I once buried a time capsule with my friends in the backyard. My friends and I collected our things, action figurines and baseball cards mostly, and buried them in a lunchbox, in the hopes that one day someone from the future would find it. Ironically, we have long since forgotten where we buried this relic; nevertheless, the concept of the time capsule remains the same in Clarke’s story. This got me thinking — what would humanity place into its Vault if we learned that our sun was unstable and would nova in the near future? How would we preserve our race for future beings to discover? Would we place the National Archives in this Vault, preserving documents of significant importance to our civilization? Would patents and manuscripts of our technologies be placed therein? What about the blueprint of our own biological code, the Human Genome Project? Would this be placed in the Vault, as well? Or would we loss sight of ourselves, being taken over by the emotional burden of realizing the inevitable demise of our race? (I recall the Lars Van Trier film Melancholia to prove my point here) I like to think we would keep our “cool” in the face of such peril, for the sake of continuity, just like this race of beings did when their star exploded. After all, is that not the point of science and our ambition to chronicle our environment and to learn about the universe we live in? To see to it that future generations are able to expand on this knowledge base, and to learn what it means to exist in the time-space continuum on this little planet we call Earth; one of eight (nine, if you’re still a believer) planets we inhabit in our solar system around the sun; one star that resides within the Milky Way Galaxy; one of many galaxies that make up the overwhelming vastness of the universe, and my description here really does it no justice.
I’m curious to know of my readers: have you ever buried a time capsule? What did you place in it?
Clarke, Arthur C. “The Star” (1955). eFictions. Eds. Joseph Trimmer, Wade Jennings, and Annette Patterson. Boston: Heinle Thomson Learning, Inc., 2002. 303-307. Print.

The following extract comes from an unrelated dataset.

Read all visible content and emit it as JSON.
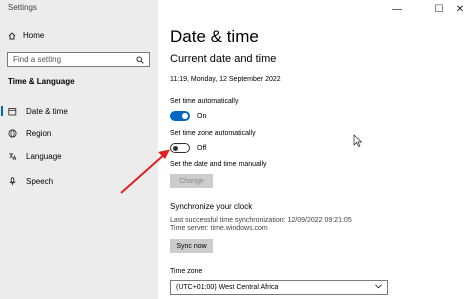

Image source: Inaglory, Brocken. “Perseid and the Milky Way.” 12 Aug. 2007. Image. Wikimedia Commons. Wikimedia Foundation, Inc. 06 Mar. 2012. Web. 13 Jul. 2013.